Therefore, we can say that the main purpose is to convey information quickly to businesses.

**Suppose you are an entrepreneur and you receive the information.** You may not have the time or the skills to analyze that data.

That's one reason why data analysts take complex information and reduce it to something more digestible for managers or decision-making groups.

A management team can take descriptive statistics into account when considering changes in a company's strategy.

**These statistics allow managers to understand whether the current plan** is meeting objectives and whether course corrections are needed to improve and/or enhance it.

Investors often use descriptive statistics to get a sense of a company's financials, performance, value, and growth potential. **Researchers can use descriptive statistics **to understand and communicate the details of the data set they are using.

**Importance of descriptive statistics**

Descriptive statistics facilitate data visualization by allowing data to be presented in a meaningful and understandable way, which, in turn, allows a simplified interpretation of the data set in question.

Raw data would be difficult to analyze, and determining trends and patterns can be even more difficult to perform.
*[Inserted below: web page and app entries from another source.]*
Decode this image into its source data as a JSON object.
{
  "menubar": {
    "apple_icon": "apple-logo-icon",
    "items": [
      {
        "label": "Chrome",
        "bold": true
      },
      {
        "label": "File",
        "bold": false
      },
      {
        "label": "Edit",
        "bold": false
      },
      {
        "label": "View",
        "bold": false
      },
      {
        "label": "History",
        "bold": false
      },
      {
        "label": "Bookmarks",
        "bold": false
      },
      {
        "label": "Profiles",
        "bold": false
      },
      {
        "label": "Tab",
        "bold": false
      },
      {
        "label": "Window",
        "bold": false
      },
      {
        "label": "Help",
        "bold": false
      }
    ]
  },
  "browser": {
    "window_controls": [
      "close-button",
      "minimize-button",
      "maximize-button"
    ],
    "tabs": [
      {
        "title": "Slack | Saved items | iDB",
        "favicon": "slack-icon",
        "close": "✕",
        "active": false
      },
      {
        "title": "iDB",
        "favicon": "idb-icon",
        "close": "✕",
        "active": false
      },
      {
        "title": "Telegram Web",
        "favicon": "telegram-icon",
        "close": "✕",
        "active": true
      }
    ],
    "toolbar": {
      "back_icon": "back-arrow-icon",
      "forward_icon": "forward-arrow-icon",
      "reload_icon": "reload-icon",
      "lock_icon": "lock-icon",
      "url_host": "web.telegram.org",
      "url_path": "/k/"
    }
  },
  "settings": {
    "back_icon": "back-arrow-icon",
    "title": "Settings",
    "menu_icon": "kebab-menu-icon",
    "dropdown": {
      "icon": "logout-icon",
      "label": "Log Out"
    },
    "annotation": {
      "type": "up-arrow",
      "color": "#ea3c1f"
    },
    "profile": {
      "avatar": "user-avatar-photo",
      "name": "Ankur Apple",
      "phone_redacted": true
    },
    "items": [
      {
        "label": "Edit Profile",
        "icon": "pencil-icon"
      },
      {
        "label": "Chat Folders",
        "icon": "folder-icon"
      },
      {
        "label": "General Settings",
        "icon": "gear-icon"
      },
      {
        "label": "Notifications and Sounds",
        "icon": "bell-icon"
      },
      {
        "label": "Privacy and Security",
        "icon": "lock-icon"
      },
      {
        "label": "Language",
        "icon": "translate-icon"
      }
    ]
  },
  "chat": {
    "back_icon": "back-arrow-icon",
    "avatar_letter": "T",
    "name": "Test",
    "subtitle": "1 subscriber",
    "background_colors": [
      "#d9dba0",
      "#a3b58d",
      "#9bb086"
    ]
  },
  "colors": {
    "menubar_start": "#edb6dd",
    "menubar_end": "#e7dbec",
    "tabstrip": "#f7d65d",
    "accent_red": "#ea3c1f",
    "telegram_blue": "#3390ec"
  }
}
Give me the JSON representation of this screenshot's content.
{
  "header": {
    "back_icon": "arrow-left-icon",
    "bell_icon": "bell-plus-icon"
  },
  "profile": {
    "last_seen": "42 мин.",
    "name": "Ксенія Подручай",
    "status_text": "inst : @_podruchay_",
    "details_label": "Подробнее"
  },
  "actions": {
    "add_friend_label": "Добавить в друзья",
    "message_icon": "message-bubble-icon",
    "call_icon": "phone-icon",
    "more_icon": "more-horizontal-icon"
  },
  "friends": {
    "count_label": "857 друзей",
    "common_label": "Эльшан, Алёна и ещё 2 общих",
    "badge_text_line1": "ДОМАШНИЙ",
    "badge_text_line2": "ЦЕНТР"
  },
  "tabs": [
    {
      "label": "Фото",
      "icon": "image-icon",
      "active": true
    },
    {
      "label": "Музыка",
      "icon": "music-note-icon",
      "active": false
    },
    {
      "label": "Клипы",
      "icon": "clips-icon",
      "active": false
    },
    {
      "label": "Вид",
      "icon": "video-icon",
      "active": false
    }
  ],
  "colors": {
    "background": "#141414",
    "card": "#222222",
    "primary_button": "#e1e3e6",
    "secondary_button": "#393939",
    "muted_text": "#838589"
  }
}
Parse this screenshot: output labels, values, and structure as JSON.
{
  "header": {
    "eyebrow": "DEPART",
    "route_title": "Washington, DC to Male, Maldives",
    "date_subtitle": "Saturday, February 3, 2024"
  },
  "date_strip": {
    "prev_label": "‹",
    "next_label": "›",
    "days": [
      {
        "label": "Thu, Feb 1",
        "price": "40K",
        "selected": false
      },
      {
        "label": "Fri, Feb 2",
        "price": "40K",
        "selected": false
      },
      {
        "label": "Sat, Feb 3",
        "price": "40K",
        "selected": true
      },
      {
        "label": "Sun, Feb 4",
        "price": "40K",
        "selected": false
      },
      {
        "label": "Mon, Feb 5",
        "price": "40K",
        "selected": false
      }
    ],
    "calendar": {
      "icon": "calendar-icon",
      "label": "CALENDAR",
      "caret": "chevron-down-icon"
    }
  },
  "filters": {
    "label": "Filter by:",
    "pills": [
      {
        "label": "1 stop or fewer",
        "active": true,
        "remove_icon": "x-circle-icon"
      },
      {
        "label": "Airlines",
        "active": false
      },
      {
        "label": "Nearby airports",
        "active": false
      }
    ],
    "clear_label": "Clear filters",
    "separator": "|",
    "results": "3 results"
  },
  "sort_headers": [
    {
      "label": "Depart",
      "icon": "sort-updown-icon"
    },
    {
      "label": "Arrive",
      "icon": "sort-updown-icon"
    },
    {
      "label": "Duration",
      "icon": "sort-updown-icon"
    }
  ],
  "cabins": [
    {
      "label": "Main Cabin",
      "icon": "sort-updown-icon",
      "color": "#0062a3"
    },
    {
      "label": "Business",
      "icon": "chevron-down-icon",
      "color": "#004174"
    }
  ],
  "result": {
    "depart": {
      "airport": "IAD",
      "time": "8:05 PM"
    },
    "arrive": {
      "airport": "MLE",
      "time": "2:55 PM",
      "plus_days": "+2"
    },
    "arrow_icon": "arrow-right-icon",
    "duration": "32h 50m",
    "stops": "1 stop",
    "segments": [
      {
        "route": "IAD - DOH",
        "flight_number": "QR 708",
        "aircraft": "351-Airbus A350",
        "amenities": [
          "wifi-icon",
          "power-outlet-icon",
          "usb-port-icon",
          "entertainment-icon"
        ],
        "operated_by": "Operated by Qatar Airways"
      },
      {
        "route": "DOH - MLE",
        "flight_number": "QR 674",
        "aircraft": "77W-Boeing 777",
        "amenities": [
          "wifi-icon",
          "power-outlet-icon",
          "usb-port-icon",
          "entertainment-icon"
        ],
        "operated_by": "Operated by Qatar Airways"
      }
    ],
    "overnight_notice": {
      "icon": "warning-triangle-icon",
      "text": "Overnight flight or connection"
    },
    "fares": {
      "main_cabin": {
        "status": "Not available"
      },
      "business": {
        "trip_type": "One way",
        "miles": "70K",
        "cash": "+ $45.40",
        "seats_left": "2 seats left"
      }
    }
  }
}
In addition, **raw data makes it difficult to visualize what the data shows.**

Let's look at an example:

Suppose there are 100 students enrolled for a particular module. To **find out the overall performance of the students taking the module** and the distribution of marks, you should use descriptive statistics.

Since it allows you to obtain the marks as raw data, it would show that **determining the overall performance and distribution** of marks would be challenging.

In addition, descriptive statistics allow you to summarize and present a set of data through a **combination of tabular and graphical descriptions**, plus a discussion of the results found.

In summary, descriptive statistics can be used to summarize complex quantitative data, which facilitates the interpretation and analysis of the data, but this becomes the task of inferential statistics.

**What is the difference between descriptive and ****inferential**** statistics?**

We were late in arriving... And the fact is that in order to take the next step when you have already collected all the data, you have to apply inferential statistics.

If we had to define it simply, it would be as follows: While descriptive statistics describe a set of data; **inferential statistics infer what the data says.**

Imagine you have a Ford Mustang car on the starting line of a drag race. Descriptive statistics, as the name implies, describe it:** color, and characteristics such as engine and horsepower.**

Now, it’s possible to make inferences about such a car, but from looks you can't see yet. Since it’s a racing car, **we could infer that it’s fast**, otherwise, it would not be in the competition, would it?

The difference between descriptive and inferential statistics is quite similar, but you have to look at it with an example related to the world of work.

Suppose you have a company that will bring out a new line of toys, **but before you launch it to the country's market**, you want to do a test, so you decide to do it in one state first.

After a few months, you gather sales, acceptance, and popularity data to graph. In the event that it has been a success, you could, based on **the data obtained from 10,000 units sold, **make a guess as to how it would do on a larger scale.

Inferential statistics help provide information about the probability that a **descriptive statistic represents the population being estimated**. Inferential statistics are important in research studies when scientists conduct hypothesis testing.

**Descriptive statistics as a business strategy**

As you can see, descriptive statistics can help you to carry out a market analysis later on, so it’s a strategy that you should take into account to carry out studies about your target customers.

And you can know the data of a group of the population you want to satisfy, to know if you will have a better result, but remember, for this you must also resort to inferential statistics.

Would you be willing to give a chance to these types of statistics to see the results you can achieve in your business?

Don't hesitate to tell us the details in the comments!